LF: Back in the Eighties, I was on something else. I’ve had a lot of trials and tribulations and things that didn’t work the way I wanted them to work. Each time I’d go back and record, I’d see my friends get deals and everything. That never happened for me. I didn’t know why, so I started to search. I started to read. I read the Bible, and it led me to all kinds of other religious statutes. All of it said the same thing about how a man should love the spirit of God and love each other as they love themselves. All of it basically said the same thing.
Everyone’s using different names, but we’re all telling the same story. Every time I’d have a downfall, I’d read a little bit, and it would give me the strength to keep going. It became my fuel. Then I started thinking about soul music. Why do they call it soul music? Because it’s about the spirit. Then, instead of singing like a soul singer, I decided to sing from my spirit, and tried to make people happy in some way, and lift them up in some way. It’s not about Lee. It’s not about the Expressions. It’s about all of us.
With soul music, I’m singing as a guy who really believes that somebody can feel this. I’m not trying to be the best singer in the world. I’m just singing it with all my heart and soul. And I really mean it. The only way that you can sing a song is if you mean it. You’ve got to be real. Like Abraham Lincoln says, “You can fool some of the people some of the time, but you can’t fool all of the people all of the time.”
AC: You have a new album coming out.
LF: I’m so delighted. The name of the album is going to be Emma Jean. My mother was named Emma Jean. She instilled into me what I just explained as a child. When I became an adult, I went back to those principles. It’s in memory of her and in honor of her. I’m sure there’s an Emma Jean in every family. A lot of people hear me talk about my father all the time, now it’s time to talk to about my mother.
AC: Why your mother?
LF: She’s the one who got me singing in the beginning. Back in the day, when daddy turned our house into a speakeasy, momma was the one who changed and started going to church. She’s the one who got us up on Sunday mornings. I chuckle with my dad a lot because he was so good to me. It dawned on me: Mother is so many beautiful things in this spirit. It’s time to let people know about her.
AC: When did you lose her?
LF: She passed in the early Nineties, 1993. It was a day. A lot of people remember days of people passing. That’s something I don’t think about that much. I think about her as though that spirit’s still alive. I don’t think about what’s in the grave. That’s only the machine that harbored her soul. I think about her passing, and all my loved one’s passings, without minute details. I think of them as living spirits.
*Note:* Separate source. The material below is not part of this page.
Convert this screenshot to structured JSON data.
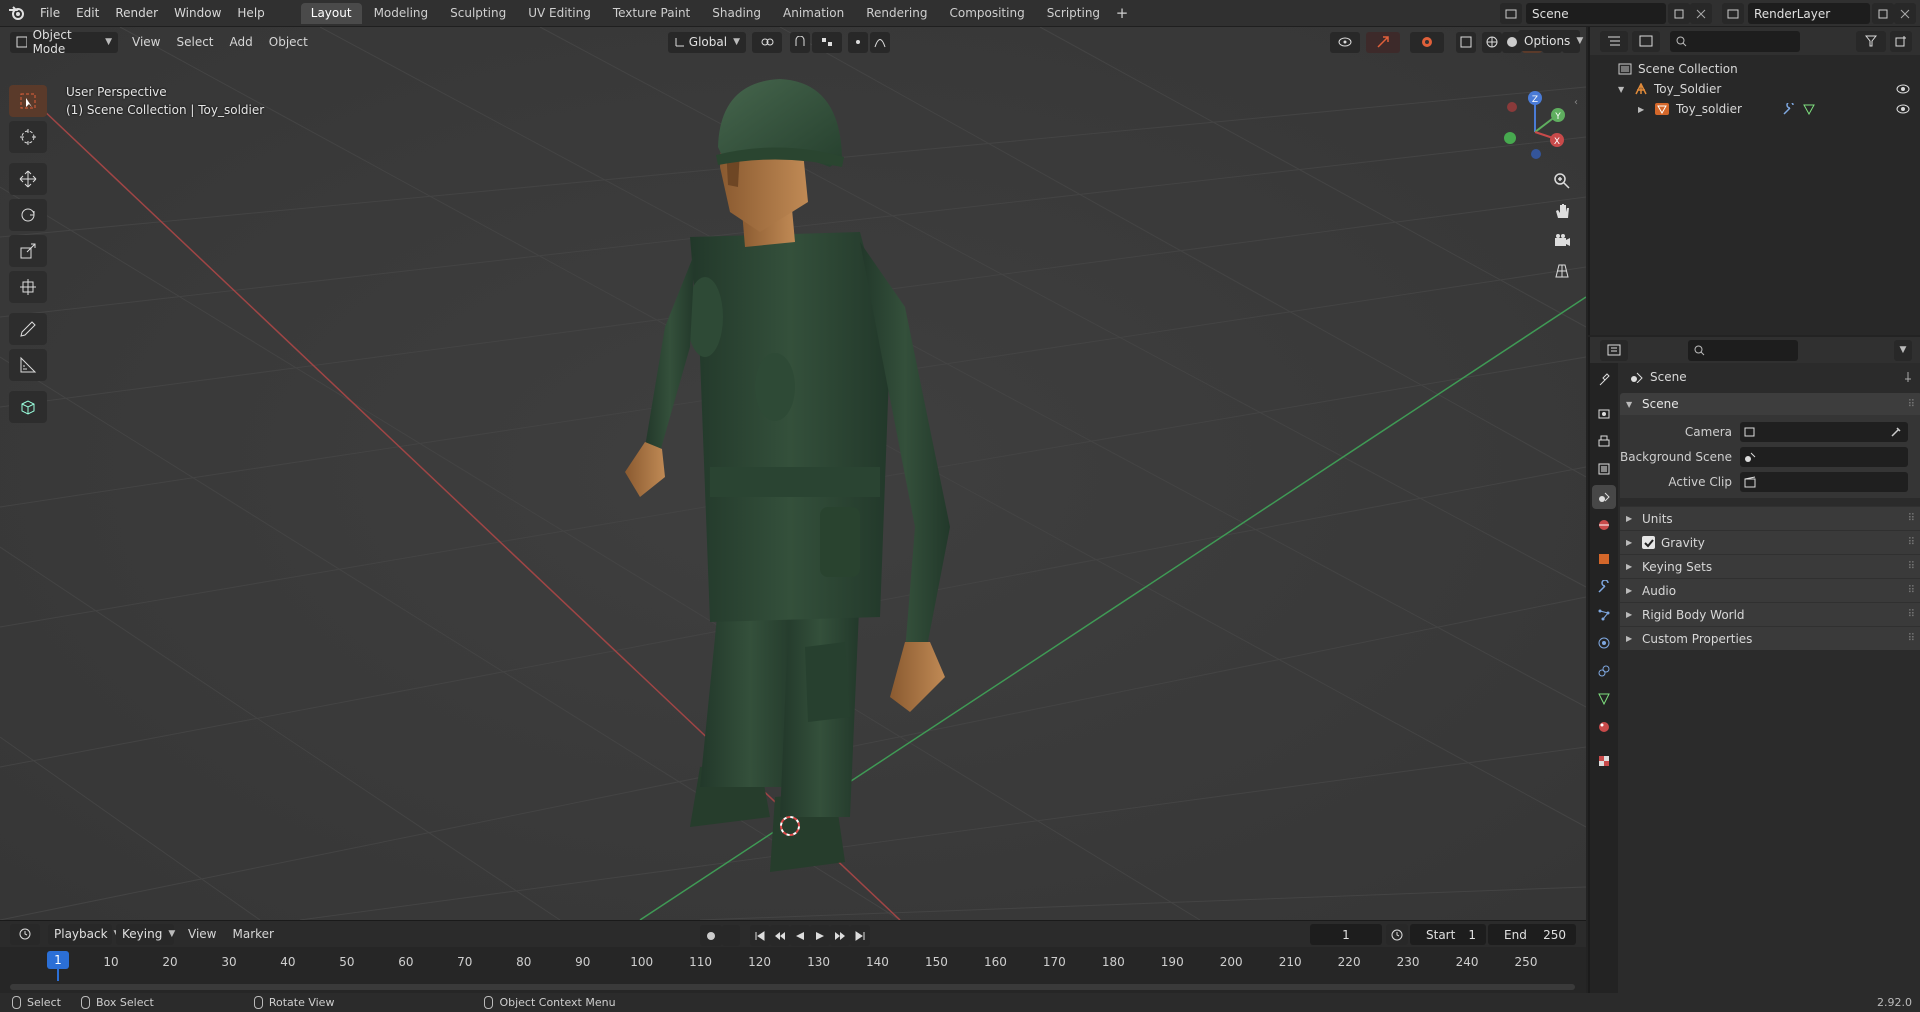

LF: I’m sorry. Did I make you sad? I didn’t mean to do that! That isn’t what this is supposed to be!
AC: Safe to assume this will be another LP with the Expressions?
LF: Nobody but the Expressions. That band, I waited a long time for those guys to come. I waited 40 years for that band to get here. And they came. This is the band, man. This is the band for me. And this will always be the band for me. They’re like my musical sons. Matter of fact, as we collaborate, it’s like we’re on the same page. A lot of times we don’t even need to say anything except maybe one or two words. That completes the sentence. That’s how tight the band is.
AC: Some statement you’re making there, Lee.
LF: I didn’t say that to try to preach on anybody. I don’t try to convince anybody of what to believe or how to believe. The only thing I speak of is myself. That’s how I feel. The only thing I want to do when I come to town is give people some joy and take them to that place.